The Internet acts as a teen’s saving grace in this angst-y but sweet YA novel.
Jane Shilling is a sullen teenage girl with an alcoholic father and no friends; but on the Internet, nobody knows that. Told exclusively through online sources—from digital journals to inboxes and instant messages—this is the story of Jane’s living more than one life. She’s created multiple personalities for herself, including the popular Rachel, a 20-something woman with a perfect family and happy life. While Jane would be content to spend her days as Rachel, writing fan fiction for a beloved sci-fi show and interacting with other sci-fi fans online, the adults in her life would like to pull her back to reality.

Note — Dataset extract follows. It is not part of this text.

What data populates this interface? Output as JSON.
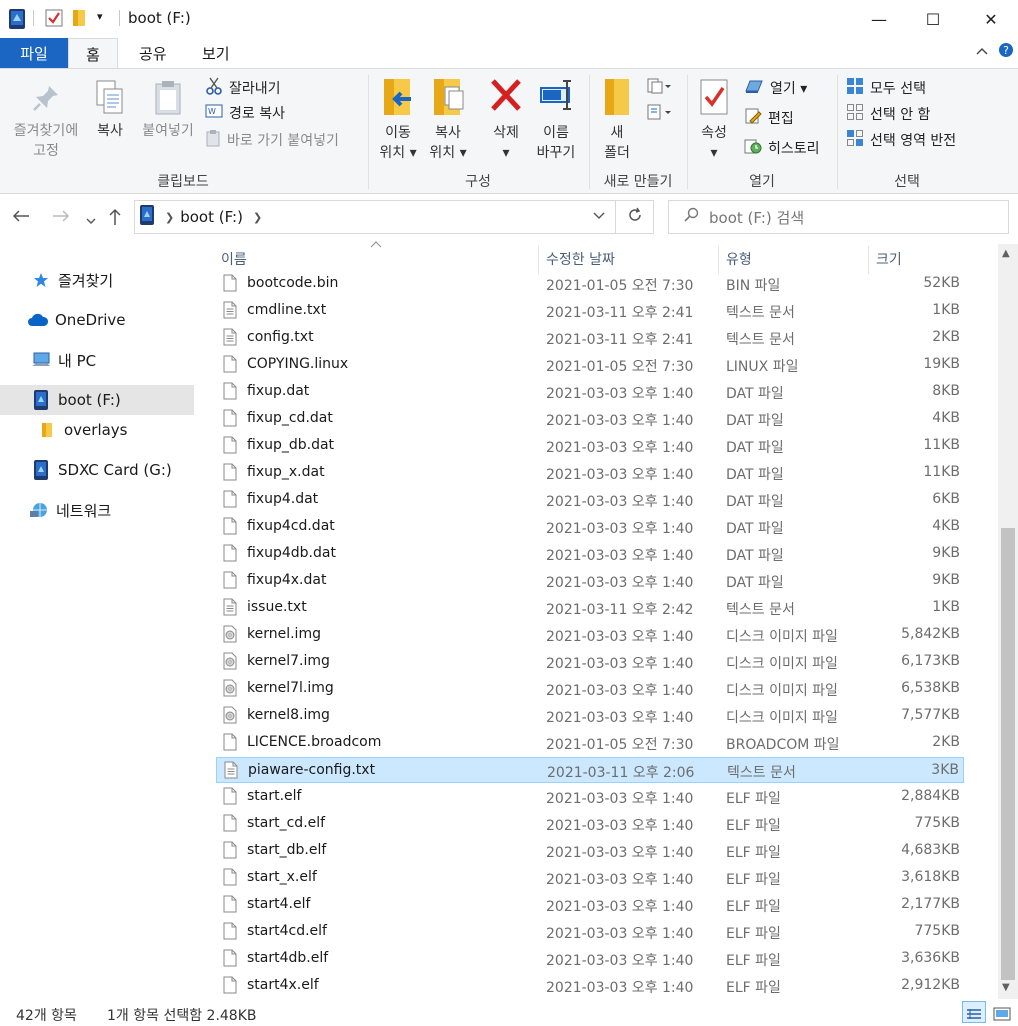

Ever since Jane’s mother died, her therapist has been hounding her to open up, and a new math teacher harasses her for missed assignments. A school bully targets her online quirks, but Gary, a skee-ball champion and student at Jane’s school, befriends Jane both on and off the screen. He may be one of the only people Jane can open up to, along with Nora Acton, a new therapist who’s resourceful enough to chat with Jane online during their sessions. When Jane’s online personas begin to fall apart, she’ll need the help of Gary and Nora to speak her truth. This Internet narrative is surprisingly compelling and effective. Readers gain a portrait of Jane’s deceased mother in a short series of emails sent before her death; it’s a simple reply chain among Jane, her mother and her then-sober father about what to make for dinner than night, but it speaks volumes about why Jane’s life is so wrecked in the wake of her mother’s death. The sci-fi fan fiction is a bit hard to contend with, but it also works as a means to show Jane’s dissociation from the pain in her life. Readers should be prepared for total chat-speak immersion, from actions expressed between double colons to Gary’s abbreviation-happy communiqués. Throughout it all, though, Jane is a dynamic heroine, smart, angry and heartwarming in all the right ways.
An IM straight to the heart of teenagers who love texting more than talking.